The Italian Space Agency announced Wednesday that researchers have detected signs of a large, stable body of liquid water locked away beneath a mile of ice near Mars’ south pole. The observations were recorded by the Mars Advanced Radar for Subsurface and Ionosphere Sounding instrument—Marsis for short.
“Marsis was born to make this kind of discovery, and now it has,” says Roberto Orosei, a radioastronomer at the National Institute for Astrophysics, who led the investigation. His team’s findings, which appear in this week’s issue of Science, raise tantalizing questions about the planet’s geology—and its potential for harboring life.
Marsis collected its evidence from orbit, flying aboard the European Space Agency’s Mars Express spacecraft. It works by transmitting pulses of low-frequency electromagnetic waves toward the red planet.
National Geographic reports:
The Mars Express team compares the discovery to lakes tucked beneath the ice sheets of Greenland and Antarctica, which are sometimes huge and certainly more than capable of hosting life as we know it.

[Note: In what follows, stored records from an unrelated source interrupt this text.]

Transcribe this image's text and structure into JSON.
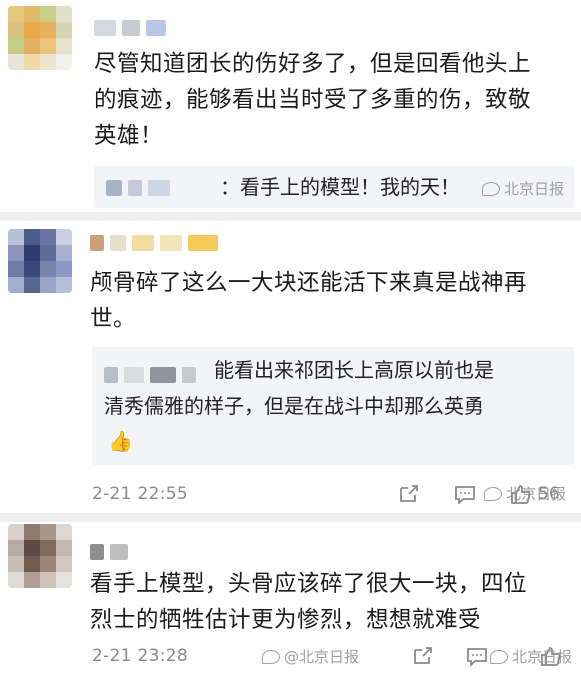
{
  "comments": [
    {
      "text_line1": "尽管知道团长的伤好多了，但是回看他头上",
      "text_line2": "的痕迹，能够看出当时受了多重的伤，致敬",
      "text_line3": "英雄！",
      "reply_text": "：看手上的模型！我的天！",
      "watermark": "北京日报"
    },
    {
      "text_line1": "颅骨碎了这么一大块还能活下来真是战神再",
      "text_line2": "世。",
      "quote_line1": "能看出来祁团长上高原以前也是",
      "quote_line2": "清秀儒雅的样子，但是在战斗中却那么英勇",
      "quote_emoji": "👍",
      "time": "2-21 22:55",
      "watermark": "北京日报",
      "like_count": "56"
    },
    {
      "text_line1": "看手上模型，头骨应该碎了很大一块，四位",
      "text_line2": "烈士的牺牲估计更为惨烈，想想就难受",
      "time": "2-21 23:28",
      "bottom_watermark": "@北京日报",
      "watermark": "北京日报"
    }
  ],
  "colors": {
    "separator": "#eeeeee",
    "quote_bg": "#f3f4f7",
    "meta_text": "#8a8a8a"
  },
  "icons": [
    "share-icon",
    "comment-icon",
    "like-icon",
    "wechat-watermark-icon"
  ]
}
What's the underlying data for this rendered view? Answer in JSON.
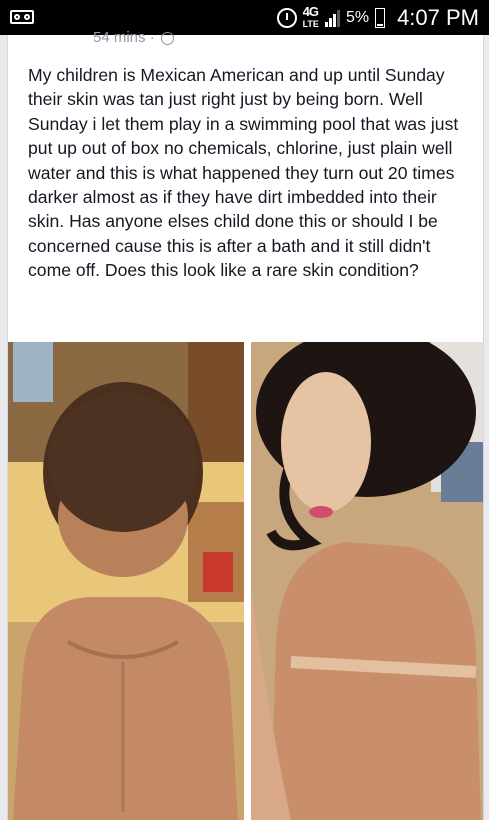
{
  "status_bar": {
    "network": "4G",
    "network_sub": "LTE",
    "battery_pct": "5%",
    "time": "4:07 PM",
    "icons": [
      "voicemail-icon",
      "alarm-icon",
      "signal-icon",
      "battery-icon"
    ]
  },
  "post": {
    "timestamp": "54 mins ·",
    "text": "My children is Mexican American and up until Sunday their skin was tan just right just by being born. Well Sunday i let them play in a swimming pool that was just put up out of box no chemicals, chlorine, just plain well water and this is what happened they turn out 20 times darker almost as if they have dirt imbedded into their skin. Has anyone elses child done this or should I be concerned cause this is after a bath and it still didn't come off. Does this look like a rare skin condition?",
    "photos": [
      {
        "description_icon": "child-back-photo-1"
      },
      {
        "description_icon": "child-back-photo-2"
      }
    ]
  },
  "colors": {
    "text": "#141823",
    "meta": "#9197a3",
    "background": "#e9eaed"
  }
}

But not everyone is convinced that the “lake” is actually a lake. Even according to the team, it could instead be a deposit of dampened sludge, more like muddy sediments than a pocket filled with liquid. Determining the exact nature of the structure will require a different instrument, Pettinelli says.
“We can’t choose between one or the other. We don’t have enough information to say this is a lake or saturated sediment like an aquifer,” Pettinelli says. “The lake will be more interesting.”